Even though connecting with customers digitally has become critical since consumers and B2B buyers shifted more purchasing online during the pandemic, customers frequently report disappointing experiences with retail web sites and marketplaces as well as with brands’ e-Commerce sites.
Research conducted by Forrester Consulting for Bloomreach, reported in The State of Commerce Experience, found that almost 80% of B2C and B2B customers have abandoned intended purchases because sites did not provide easy navigation, relevant search results or clear product information. Respondents report that if they could have a better experience, 40% of consumers and 56% of B2B buyers said they would be willing to pay more.
The current moment represents a time when digital commerce has never provided more opportunity: 70% of consumers and B2B decision makers reported that COVID-19 caused them to make more online purchases than usual, and 90% changed their shopping behaviors — avoiding physical stores, scaling back discretionary shopping and purchasing online as much as possible. Half of customers shopped digital channels for products they’ve never bought online before, with consumers buying groceries, household products and toys, while B2B customers purchased supplies, health and safety equipment, and IT hardware.
Sellers Minimize Upside With Poor CX
If retailers, brands and B2B sellers want to capitalize on the seismic shift to digital channels, however, Forrester’s report shows that they have work to do.
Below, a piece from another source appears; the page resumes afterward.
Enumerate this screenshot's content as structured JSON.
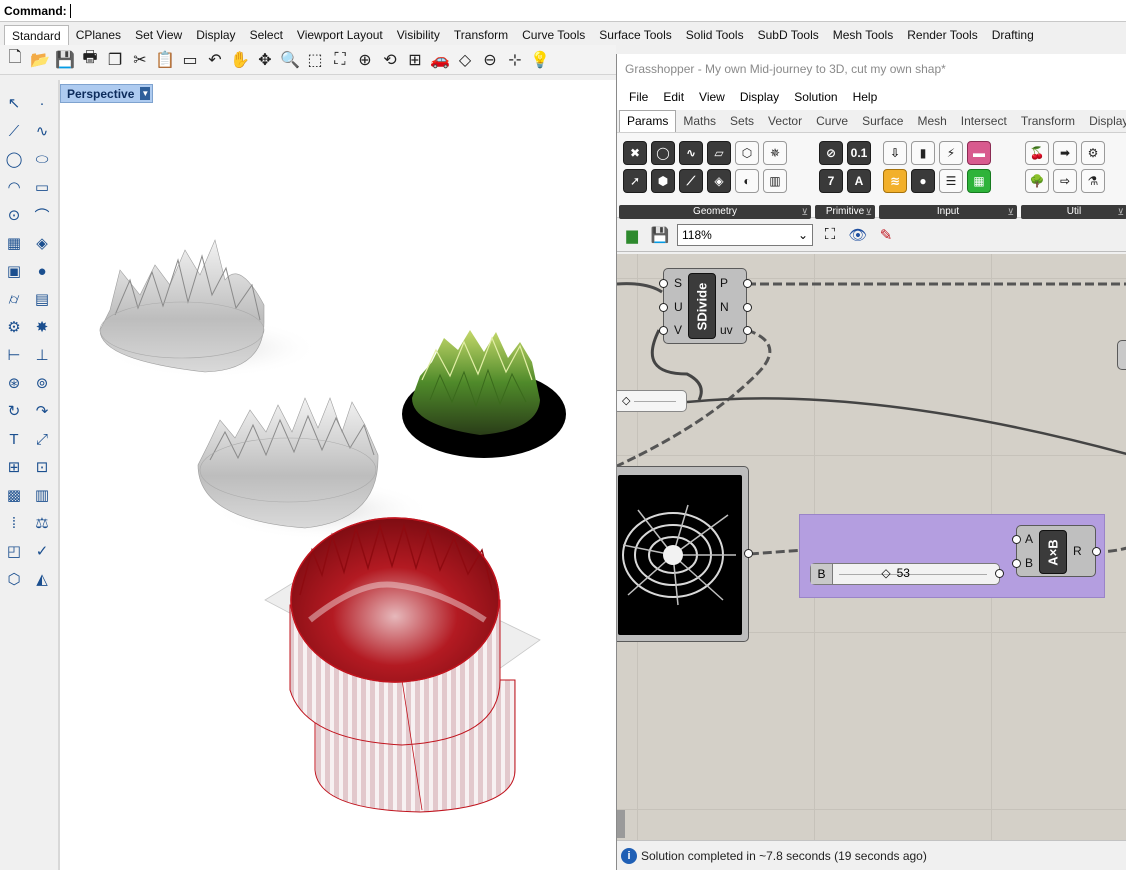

The study found that 65% of consumer and B2B buyers conduct digital research before they go to a physical store. However, 65% of consumers and 79% of B2B customers find the process of researching and purchasing online to be challenging due to inaccurate search results, poor or missing imagery, lack of reviews or ratings and inflexible delivery options.
Nearly all (98%) business decision makers agree that not providing a seamless customer experience has business implications, including decreased Net Promoter Scores (49%), reduced customer visits (48%), and lost revenues or market share to direct competitors (44%).
Despite this near-universal belief, many e-Commerce sites lack the basic functionality customers expect. Among decision makers in charge of e-Commerce or customer experience, only 57% said their sites offer an autofill search box that anticipates customers’ queries; 52% offer the ability to refine search results by price, brand, style or other product attributes; and just 49% said their sites were easy to navigate.
Online Capabilities Predict Post-COVID Health
Forrester conducted three online surveys for the report. Two surveys in March included one of buyers — 640 adult consumers and B2B buyers who make business purchases online — and a second survey of 320 executives overseeing digital campaigns, online experiences and/or e-Commerce programs and technology purchases. Both studies included respondents from the U.S., UK and Germany. A third survey was added after the pandemic prompted lockdowns, travel restrictions and changes in online buying behaviors. In April, Forrester contacted 315 consumers and B2B buyers and 50 business decision makers who had participated in the original survey
Findings from the follow-up survey indicated that a company’s level of online activity in March correlated with healthy finances in April: 40% of the business decision makers responding in April said their businesses had grown as online sales spiked, and 6% said they were seeing unprecedented growth. “This growth is a direct consequence of increased online activity,” the report said.
Before COVID-19, digital decision makers said they were planning to increase budgets devoted to third-party online marketplaces (68%), wholesale distribution (66%) and their own company’s web site (65%). Since the pandemic, budgets have been reallocated to the companies’ web sites (64%), mobile apps (58%) and social media (52%). Notably, the percentage of respondents who planned to increase budgets for mobile apps pre-COVID was only 45%.
The biggest gap between pre-COVID and post-COVID investment plans related to physical retail stores. Pre-COVID, more than half (52%) of respondents were planning to boost budgets for stores; afterward, less than one-quarter (24%) planned to increase that budget.